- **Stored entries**
==========
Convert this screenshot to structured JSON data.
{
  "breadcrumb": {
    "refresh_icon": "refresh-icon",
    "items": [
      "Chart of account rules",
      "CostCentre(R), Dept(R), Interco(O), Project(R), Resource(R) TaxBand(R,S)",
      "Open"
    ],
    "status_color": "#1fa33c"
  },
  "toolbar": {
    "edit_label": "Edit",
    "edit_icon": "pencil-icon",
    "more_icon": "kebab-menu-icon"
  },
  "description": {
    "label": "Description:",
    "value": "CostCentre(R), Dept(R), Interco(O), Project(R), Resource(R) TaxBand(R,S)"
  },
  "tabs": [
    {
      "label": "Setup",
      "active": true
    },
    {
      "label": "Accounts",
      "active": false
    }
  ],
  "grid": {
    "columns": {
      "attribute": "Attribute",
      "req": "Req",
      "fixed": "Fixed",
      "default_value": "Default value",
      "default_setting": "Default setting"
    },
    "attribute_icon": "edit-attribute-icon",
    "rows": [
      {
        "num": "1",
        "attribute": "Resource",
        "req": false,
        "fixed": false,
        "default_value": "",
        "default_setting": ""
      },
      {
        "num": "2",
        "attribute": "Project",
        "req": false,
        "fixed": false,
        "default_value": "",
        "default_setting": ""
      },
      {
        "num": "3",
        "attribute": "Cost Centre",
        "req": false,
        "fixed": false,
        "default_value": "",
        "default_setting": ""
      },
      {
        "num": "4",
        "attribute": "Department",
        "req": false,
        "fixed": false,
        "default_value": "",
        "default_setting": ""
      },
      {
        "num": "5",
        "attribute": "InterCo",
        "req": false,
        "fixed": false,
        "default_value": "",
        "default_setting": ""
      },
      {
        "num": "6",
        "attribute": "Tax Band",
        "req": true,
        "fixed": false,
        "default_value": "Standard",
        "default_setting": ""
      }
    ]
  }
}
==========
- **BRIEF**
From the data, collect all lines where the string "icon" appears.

- **TASK ANSWER**
    "refresh_icon": "refresh-icon",
    "edit_icon": "pencil-icon",
    "more_icon": "kebab-menu-icon"
    "attribute_icon": "edit-attribute-icon",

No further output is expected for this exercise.